(Work item) Leave the pictures out and repeat the rest of the data below exactly.

(Supplied data)
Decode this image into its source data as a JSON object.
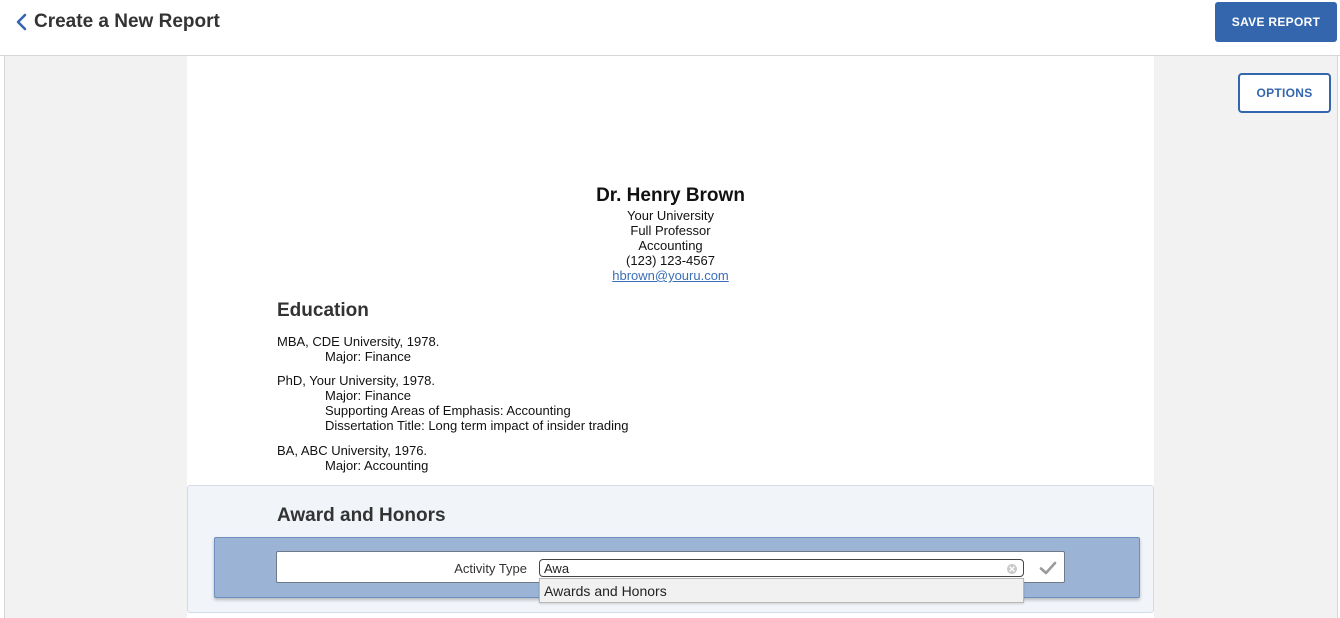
{
  "header": {
    "title": "Create a New Report",
    "save_label": "SAVE REPORT",
    "back_icon": "chevron-left-icon"
  },
  "toolbar": {
    "options_label": "OPTIONS"
  },
  "profile": {
    "name": "Dr. Henry Brown",
    "university": "Your University",
    "rank": "Full Professor",
    "department": "Accounting",
    "phone": "(123) 123-4567",
    "email": "hbrown@youru.com"
  },
  "education": {
    "title": "Education",
    "entries": [
      {
        "degree": "MBA, CDE University, 1978.",
        "details": [
          "Major: Finance"
        ]
      },
      {
        "degree": "PhD, Your University, 1978.",
        "details": [
          "Major: Finance",
          "Supporting Areas of Emphasis: Accounting",
          "Dissertation Title: Long term impact of insider trading"
        ]
      },
      {
        "degree": "BA, ABC University, 1976.",
        "details": [
          "Major: Accounting"
        ]
      }
    ]
  },
  "awards": {
    "title": "Award and Honors",
    "filter": {
      "label": "Activity Type",
      "value": "Awa",
      "suggestion": "Awards and Honors"
    }
  },
  "colors": {
    "primary": "#3466ad",
    "link": "#3a6fb7",
    "filter_band": "#9bb4d6"
  }
}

(Solution to the problem)
Decode this image into its source data as a JSON object.
{
  "header": {
    "title": "Create a New Report",
    "save_label": "SAVE REPORT",
    "back_icon": "chevron-left-icon"
  },
  "toolbar": {
    "options_label": "OPTIONS"
  },
  "profile": {
    "name": "Dr. Henry Brown",
    "university": "Your University",
    "rank": "Full Professor",
    "department": "Accounting",
    "phone": "(123) 123-4567",
    "email": "hbrown@youru.com"
  },
  "education": {
    "title": "Education",
    "entries": [
      {
        "degree": "MBA, CDE University, 1978.",
        "details": [
          "Major: Finance"
        ]
      },
      {
        "degree": "PhD, Your University, 1978.",
        "details": [
          "Major: Finance",
          "Supporting Areas of Emphasis: Accounting",
          "Dissertation Title: Long term impact of insider trading"
        ]
      },
      {
        "degree": "BA, ABC University, 1976.",
        "details": [
          "Major: Accounting"
        ]
      }
    ]
  },
  "awards": {
    "title": "Award and Honors",
    "filter": {
      "label": "Activity Type",
      "value": "Awa",
      "suggestion": "Awards and Honors"
    }
  },
  "colors": {
    "primary": "#3466ad",
    "link": "#3a6fb7",
    "filter_band": "#9bb4d6"
  }
}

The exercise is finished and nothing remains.